(Task directions) Your answer should consist of the lines in the following data that contain "record".

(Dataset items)

++++++++

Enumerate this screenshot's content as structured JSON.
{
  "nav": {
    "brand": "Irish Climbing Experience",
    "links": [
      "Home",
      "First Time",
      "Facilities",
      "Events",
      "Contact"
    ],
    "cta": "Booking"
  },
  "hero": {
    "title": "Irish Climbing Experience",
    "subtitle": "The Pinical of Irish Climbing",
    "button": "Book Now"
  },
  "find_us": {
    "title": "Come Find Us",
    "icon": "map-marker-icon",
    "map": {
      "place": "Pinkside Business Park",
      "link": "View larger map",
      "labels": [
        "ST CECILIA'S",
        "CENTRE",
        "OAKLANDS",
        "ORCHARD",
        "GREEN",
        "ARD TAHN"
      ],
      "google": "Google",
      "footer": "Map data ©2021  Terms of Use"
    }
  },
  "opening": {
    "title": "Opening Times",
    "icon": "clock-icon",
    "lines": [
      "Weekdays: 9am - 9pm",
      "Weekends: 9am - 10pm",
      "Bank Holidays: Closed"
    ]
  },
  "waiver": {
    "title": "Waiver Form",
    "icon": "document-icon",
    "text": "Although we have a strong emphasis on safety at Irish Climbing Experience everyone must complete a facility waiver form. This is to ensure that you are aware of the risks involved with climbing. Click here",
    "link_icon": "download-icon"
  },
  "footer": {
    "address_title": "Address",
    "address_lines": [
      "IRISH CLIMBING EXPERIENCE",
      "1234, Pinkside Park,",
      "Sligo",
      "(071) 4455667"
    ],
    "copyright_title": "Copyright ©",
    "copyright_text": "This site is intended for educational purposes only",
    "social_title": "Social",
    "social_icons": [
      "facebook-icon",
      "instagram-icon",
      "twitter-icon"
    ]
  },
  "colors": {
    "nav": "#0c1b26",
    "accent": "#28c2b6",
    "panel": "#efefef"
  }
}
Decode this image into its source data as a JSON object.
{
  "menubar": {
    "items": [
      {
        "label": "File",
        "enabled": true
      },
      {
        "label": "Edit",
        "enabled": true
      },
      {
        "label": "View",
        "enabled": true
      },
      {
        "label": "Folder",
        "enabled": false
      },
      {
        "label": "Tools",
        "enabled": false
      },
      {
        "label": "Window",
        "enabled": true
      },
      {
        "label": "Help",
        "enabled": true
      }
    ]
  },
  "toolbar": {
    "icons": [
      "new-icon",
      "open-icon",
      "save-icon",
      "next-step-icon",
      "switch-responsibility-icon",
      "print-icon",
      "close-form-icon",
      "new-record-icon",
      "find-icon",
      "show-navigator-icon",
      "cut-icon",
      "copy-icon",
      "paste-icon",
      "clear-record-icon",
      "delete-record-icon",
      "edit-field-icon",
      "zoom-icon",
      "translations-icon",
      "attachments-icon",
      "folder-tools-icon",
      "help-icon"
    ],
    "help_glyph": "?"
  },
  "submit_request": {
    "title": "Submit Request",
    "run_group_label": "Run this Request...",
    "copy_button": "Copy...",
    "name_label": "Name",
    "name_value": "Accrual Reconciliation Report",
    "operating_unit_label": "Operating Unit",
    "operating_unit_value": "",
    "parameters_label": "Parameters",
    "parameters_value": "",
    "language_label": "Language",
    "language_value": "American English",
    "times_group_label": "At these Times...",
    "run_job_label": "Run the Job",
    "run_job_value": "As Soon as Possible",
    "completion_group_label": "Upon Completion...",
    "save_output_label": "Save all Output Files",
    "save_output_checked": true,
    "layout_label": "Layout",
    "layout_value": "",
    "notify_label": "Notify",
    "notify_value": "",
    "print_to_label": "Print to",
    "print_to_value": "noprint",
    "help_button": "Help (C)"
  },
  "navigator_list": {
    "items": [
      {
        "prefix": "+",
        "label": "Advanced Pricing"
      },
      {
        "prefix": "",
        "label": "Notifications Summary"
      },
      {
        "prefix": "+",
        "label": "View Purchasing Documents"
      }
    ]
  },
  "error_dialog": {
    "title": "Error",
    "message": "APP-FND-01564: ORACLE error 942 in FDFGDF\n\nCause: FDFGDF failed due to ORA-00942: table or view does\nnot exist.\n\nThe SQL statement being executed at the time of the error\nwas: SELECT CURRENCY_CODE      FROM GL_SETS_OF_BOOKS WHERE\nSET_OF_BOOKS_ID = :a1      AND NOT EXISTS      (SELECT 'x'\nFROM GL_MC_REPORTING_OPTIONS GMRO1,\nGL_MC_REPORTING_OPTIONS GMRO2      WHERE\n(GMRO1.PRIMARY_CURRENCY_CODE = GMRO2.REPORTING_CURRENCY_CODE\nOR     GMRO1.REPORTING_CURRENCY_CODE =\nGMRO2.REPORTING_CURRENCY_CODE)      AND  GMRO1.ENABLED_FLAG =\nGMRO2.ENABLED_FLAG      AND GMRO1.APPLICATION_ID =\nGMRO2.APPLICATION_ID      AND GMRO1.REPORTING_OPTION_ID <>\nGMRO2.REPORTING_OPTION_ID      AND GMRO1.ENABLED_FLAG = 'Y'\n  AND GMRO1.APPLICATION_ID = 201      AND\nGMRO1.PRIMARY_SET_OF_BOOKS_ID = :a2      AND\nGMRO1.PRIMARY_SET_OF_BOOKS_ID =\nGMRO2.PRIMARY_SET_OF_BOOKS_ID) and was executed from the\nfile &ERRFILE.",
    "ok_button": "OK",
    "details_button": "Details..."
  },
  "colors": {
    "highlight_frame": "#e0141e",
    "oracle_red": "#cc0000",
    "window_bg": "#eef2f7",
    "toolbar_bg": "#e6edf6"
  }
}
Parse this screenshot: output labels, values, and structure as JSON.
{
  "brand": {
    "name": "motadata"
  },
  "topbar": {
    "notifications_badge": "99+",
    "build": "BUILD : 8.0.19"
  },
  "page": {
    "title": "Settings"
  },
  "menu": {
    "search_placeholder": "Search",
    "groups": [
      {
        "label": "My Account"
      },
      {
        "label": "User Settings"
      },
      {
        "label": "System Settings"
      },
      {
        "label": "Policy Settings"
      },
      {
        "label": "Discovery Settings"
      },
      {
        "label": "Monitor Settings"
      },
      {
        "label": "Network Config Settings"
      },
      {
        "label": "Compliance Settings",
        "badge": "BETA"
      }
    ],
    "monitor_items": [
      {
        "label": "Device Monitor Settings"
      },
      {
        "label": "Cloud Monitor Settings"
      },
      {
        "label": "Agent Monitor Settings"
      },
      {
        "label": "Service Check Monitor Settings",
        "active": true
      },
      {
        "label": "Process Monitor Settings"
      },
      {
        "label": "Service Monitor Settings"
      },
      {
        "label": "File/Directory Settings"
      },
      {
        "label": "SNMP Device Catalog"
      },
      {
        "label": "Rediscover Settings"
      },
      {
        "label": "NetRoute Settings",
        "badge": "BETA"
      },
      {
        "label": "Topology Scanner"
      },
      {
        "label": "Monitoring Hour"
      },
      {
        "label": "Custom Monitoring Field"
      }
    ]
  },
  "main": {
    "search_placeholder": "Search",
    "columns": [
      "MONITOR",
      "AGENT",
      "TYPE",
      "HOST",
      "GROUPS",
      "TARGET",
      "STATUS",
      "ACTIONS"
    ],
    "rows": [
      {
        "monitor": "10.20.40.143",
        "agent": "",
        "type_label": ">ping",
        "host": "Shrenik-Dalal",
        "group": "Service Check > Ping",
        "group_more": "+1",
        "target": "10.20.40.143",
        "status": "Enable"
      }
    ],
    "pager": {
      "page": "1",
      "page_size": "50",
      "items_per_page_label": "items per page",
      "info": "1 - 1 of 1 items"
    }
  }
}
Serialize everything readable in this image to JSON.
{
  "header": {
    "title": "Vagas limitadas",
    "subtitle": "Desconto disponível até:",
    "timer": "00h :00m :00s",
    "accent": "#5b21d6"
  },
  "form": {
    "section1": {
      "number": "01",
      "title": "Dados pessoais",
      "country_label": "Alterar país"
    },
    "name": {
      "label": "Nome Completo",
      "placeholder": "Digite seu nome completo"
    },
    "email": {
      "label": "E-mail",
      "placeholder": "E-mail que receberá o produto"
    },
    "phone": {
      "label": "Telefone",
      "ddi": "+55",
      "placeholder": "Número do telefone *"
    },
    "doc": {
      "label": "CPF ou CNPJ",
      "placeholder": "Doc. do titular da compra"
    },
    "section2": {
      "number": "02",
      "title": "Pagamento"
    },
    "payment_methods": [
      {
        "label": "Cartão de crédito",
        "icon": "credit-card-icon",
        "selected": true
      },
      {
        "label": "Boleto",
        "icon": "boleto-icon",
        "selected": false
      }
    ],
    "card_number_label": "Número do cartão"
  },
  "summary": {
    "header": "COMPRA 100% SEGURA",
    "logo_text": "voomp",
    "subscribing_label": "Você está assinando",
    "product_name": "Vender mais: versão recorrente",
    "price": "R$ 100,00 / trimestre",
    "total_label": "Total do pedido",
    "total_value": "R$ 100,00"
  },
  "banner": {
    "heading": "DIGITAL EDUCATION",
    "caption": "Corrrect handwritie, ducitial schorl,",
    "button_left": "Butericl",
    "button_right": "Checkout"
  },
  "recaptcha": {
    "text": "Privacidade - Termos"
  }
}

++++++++

(Output of the task)
      "new-record-icon",
      "clear-record-icon",
      "delete-record-icon",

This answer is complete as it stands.